__WORK REQUIRED__
Going through the entries below, count each line containing the word "Copy". Report the number only.

__DATA TO PROCESS__
==*==
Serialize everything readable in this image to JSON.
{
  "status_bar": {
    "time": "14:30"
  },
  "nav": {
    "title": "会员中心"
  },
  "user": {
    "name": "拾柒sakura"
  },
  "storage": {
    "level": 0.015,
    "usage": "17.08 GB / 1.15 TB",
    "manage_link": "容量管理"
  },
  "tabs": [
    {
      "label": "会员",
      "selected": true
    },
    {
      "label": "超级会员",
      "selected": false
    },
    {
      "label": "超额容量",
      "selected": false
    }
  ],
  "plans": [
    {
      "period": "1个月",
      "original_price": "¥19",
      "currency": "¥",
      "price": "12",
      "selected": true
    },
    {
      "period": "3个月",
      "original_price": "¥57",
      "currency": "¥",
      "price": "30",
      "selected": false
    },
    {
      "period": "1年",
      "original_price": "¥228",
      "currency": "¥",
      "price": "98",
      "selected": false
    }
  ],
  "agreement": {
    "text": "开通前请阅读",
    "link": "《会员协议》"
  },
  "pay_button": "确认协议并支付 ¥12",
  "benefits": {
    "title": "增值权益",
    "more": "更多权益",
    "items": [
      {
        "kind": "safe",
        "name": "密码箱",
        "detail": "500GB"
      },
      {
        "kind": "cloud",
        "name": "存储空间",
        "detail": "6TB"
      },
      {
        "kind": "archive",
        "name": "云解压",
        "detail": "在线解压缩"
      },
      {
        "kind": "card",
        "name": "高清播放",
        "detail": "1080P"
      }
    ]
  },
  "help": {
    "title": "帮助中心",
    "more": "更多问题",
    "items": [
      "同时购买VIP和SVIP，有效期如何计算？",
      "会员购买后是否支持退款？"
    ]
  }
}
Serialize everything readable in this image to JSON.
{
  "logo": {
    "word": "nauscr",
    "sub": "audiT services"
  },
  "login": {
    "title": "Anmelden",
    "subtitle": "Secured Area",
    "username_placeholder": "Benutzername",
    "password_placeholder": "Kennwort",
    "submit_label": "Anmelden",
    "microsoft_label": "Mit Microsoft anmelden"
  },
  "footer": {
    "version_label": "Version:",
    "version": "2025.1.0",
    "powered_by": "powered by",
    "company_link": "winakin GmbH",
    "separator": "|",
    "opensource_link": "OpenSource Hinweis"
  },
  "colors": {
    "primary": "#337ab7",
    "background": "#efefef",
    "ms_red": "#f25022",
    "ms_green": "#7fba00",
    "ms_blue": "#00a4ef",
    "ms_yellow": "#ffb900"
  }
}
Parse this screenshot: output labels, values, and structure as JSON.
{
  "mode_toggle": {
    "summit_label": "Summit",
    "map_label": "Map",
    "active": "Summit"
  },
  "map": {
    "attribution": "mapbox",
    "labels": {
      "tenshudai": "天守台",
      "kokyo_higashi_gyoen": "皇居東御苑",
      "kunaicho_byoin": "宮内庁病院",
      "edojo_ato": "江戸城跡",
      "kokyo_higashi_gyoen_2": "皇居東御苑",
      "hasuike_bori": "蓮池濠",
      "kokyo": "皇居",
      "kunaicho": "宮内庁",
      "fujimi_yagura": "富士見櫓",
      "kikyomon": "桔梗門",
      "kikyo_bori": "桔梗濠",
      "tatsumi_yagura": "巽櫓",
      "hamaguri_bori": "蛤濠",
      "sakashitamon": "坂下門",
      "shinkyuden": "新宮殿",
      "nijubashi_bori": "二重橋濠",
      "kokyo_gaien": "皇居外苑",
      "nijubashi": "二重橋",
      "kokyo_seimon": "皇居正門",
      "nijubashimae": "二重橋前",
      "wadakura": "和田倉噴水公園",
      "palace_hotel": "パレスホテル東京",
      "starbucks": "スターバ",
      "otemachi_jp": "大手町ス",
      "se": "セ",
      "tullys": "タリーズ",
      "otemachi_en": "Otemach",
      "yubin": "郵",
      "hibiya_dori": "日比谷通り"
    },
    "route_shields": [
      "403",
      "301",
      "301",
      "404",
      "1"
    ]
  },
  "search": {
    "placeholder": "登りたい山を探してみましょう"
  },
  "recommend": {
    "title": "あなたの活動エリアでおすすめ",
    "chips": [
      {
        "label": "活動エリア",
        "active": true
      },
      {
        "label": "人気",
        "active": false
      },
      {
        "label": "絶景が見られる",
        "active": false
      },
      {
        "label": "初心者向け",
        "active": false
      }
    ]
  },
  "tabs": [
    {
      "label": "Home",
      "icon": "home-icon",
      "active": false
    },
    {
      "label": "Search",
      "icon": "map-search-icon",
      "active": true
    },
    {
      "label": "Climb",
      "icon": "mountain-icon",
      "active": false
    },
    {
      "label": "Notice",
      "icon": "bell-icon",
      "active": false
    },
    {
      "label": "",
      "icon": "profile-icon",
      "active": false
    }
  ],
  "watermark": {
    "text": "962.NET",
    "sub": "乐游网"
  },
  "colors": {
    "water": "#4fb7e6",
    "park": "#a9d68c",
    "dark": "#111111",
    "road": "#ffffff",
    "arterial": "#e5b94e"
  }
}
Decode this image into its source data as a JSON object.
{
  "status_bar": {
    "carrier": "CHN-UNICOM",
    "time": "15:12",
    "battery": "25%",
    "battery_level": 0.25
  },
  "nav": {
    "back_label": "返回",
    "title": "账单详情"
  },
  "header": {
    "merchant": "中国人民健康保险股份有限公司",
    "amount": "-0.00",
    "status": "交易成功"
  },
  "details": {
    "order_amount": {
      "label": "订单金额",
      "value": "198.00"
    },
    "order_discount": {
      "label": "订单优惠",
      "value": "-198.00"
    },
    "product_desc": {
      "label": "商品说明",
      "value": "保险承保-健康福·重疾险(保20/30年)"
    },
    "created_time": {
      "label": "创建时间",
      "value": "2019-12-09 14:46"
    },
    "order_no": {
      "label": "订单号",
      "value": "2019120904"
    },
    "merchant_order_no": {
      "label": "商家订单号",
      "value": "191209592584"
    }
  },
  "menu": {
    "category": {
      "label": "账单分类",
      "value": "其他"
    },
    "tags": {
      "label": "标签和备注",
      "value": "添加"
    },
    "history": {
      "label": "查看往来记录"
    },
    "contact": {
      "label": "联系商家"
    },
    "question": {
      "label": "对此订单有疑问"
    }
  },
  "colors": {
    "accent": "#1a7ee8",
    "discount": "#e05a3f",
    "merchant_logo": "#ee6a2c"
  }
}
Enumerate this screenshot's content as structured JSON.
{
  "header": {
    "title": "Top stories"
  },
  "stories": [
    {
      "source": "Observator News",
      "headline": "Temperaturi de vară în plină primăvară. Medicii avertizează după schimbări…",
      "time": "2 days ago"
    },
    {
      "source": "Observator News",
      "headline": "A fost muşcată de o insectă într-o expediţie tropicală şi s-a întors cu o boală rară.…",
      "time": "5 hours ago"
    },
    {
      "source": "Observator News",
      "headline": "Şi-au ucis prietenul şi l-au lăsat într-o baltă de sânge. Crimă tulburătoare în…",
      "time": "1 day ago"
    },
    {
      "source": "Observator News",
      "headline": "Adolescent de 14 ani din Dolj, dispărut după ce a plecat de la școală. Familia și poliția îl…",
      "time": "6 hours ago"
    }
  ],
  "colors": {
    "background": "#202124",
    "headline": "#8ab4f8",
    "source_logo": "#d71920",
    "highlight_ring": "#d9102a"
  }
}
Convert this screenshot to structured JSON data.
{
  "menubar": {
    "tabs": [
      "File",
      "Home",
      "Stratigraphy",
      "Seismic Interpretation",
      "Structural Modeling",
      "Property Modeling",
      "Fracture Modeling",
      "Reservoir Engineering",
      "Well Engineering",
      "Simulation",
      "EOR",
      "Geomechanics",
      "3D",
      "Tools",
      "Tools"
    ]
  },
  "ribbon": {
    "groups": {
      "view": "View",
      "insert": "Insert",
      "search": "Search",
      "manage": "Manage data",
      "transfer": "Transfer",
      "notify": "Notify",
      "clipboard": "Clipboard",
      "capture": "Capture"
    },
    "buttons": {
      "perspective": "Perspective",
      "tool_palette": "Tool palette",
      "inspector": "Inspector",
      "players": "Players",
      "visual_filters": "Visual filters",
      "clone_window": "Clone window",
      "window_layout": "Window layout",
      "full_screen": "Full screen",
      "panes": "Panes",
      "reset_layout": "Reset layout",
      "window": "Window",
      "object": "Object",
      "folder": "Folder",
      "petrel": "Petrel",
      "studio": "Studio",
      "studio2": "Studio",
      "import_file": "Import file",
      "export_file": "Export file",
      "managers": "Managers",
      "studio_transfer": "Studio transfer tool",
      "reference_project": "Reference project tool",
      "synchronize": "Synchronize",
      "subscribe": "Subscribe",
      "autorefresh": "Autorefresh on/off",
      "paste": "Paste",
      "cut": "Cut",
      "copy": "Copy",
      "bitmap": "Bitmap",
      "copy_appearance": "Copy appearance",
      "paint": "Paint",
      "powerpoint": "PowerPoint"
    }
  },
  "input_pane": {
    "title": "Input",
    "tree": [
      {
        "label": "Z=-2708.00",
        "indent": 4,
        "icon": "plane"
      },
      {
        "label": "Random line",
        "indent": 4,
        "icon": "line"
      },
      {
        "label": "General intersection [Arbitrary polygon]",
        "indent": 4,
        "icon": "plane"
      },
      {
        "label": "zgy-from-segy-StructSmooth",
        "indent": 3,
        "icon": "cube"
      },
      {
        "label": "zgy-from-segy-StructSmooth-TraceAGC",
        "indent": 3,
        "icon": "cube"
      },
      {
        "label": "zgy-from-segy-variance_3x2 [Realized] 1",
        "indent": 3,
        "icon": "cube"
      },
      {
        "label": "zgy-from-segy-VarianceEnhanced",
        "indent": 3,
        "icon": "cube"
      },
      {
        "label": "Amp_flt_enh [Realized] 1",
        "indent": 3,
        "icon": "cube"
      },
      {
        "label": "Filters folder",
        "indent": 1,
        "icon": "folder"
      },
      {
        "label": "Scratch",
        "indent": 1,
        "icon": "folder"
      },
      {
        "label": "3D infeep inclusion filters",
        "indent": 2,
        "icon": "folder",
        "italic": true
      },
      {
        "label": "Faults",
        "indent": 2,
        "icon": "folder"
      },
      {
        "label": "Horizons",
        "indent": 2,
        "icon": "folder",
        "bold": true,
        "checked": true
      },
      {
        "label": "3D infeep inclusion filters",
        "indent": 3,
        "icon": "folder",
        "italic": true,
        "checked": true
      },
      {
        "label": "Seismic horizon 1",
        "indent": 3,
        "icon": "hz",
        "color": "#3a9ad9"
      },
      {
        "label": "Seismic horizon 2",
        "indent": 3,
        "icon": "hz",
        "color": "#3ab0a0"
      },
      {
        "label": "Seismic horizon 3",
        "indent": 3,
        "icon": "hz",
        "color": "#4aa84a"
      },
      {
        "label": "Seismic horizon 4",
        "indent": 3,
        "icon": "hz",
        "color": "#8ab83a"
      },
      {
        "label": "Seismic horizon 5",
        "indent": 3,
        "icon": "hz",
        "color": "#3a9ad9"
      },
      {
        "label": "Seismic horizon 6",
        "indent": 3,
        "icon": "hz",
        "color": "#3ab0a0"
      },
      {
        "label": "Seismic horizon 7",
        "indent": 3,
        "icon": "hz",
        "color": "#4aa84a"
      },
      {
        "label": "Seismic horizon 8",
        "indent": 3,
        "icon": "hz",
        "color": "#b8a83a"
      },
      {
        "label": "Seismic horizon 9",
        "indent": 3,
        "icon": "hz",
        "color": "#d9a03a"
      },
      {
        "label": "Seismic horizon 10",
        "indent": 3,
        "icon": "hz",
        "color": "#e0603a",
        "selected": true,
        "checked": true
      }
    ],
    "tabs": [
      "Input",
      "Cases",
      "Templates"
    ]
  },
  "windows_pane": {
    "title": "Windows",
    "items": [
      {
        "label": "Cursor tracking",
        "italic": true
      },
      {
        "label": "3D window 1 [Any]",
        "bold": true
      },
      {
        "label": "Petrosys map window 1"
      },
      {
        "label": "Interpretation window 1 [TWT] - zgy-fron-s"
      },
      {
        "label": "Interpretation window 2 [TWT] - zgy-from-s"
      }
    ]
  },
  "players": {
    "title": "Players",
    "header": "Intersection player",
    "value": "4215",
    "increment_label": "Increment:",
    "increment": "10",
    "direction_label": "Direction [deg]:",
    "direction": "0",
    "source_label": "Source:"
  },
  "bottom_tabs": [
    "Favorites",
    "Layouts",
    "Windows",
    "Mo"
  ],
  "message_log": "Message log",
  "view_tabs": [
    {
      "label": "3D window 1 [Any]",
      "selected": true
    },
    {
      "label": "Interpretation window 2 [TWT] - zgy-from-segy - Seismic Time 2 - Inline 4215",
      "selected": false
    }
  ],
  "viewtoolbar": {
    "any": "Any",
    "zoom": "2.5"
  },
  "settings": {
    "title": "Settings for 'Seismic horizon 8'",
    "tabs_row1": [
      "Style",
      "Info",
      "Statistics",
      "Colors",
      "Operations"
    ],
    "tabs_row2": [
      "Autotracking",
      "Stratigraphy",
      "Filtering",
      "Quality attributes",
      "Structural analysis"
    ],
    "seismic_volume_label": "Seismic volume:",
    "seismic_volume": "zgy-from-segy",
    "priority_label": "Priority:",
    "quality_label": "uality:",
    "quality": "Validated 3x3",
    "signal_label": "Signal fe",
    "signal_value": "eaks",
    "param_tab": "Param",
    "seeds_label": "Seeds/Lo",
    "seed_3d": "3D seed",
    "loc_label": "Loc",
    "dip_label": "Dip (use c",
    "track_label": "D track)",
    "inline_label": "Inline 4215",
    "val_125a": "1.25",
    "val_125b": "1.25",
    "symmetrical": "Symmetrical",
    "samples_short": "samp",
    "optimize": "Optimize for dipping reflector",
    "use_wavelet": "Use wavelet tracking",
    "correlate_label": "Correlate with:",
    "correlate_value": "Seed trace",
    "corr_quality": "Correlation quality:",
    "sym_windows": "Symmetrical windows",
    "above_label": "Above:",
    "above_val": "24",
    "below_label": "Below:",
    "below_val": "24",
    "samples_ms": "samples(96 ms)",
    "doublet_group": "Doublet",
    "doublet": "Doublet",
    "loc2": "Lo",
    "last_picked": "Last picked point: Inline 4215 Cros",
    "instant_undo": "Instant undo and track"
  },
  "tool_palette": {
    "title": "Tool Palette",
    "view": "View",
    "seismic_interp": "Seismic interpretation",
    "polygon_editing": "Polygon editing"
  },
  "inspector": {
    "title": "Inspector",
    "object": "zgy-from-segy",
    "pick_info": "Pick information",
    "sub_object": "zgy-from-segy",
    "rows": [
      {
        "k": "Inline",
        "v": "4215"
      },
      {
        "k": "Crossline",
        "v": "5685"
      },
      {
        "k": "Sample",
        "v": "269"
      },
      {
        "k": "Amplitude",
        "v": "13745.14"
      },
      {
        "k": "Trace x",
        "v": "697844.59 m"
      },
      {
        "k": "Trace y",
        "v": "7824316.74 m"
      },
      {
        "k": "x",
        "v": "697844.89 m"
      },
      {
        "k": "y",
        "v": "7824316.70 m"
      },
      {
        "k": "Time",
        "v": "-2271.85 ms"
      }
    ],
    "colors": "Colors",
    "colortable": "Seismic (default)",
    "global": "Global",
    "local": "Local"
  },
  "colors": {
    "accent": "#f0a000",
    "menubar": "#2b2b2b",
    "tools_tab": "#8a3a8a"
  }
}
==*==
__PROBLEM SOLUTION__
2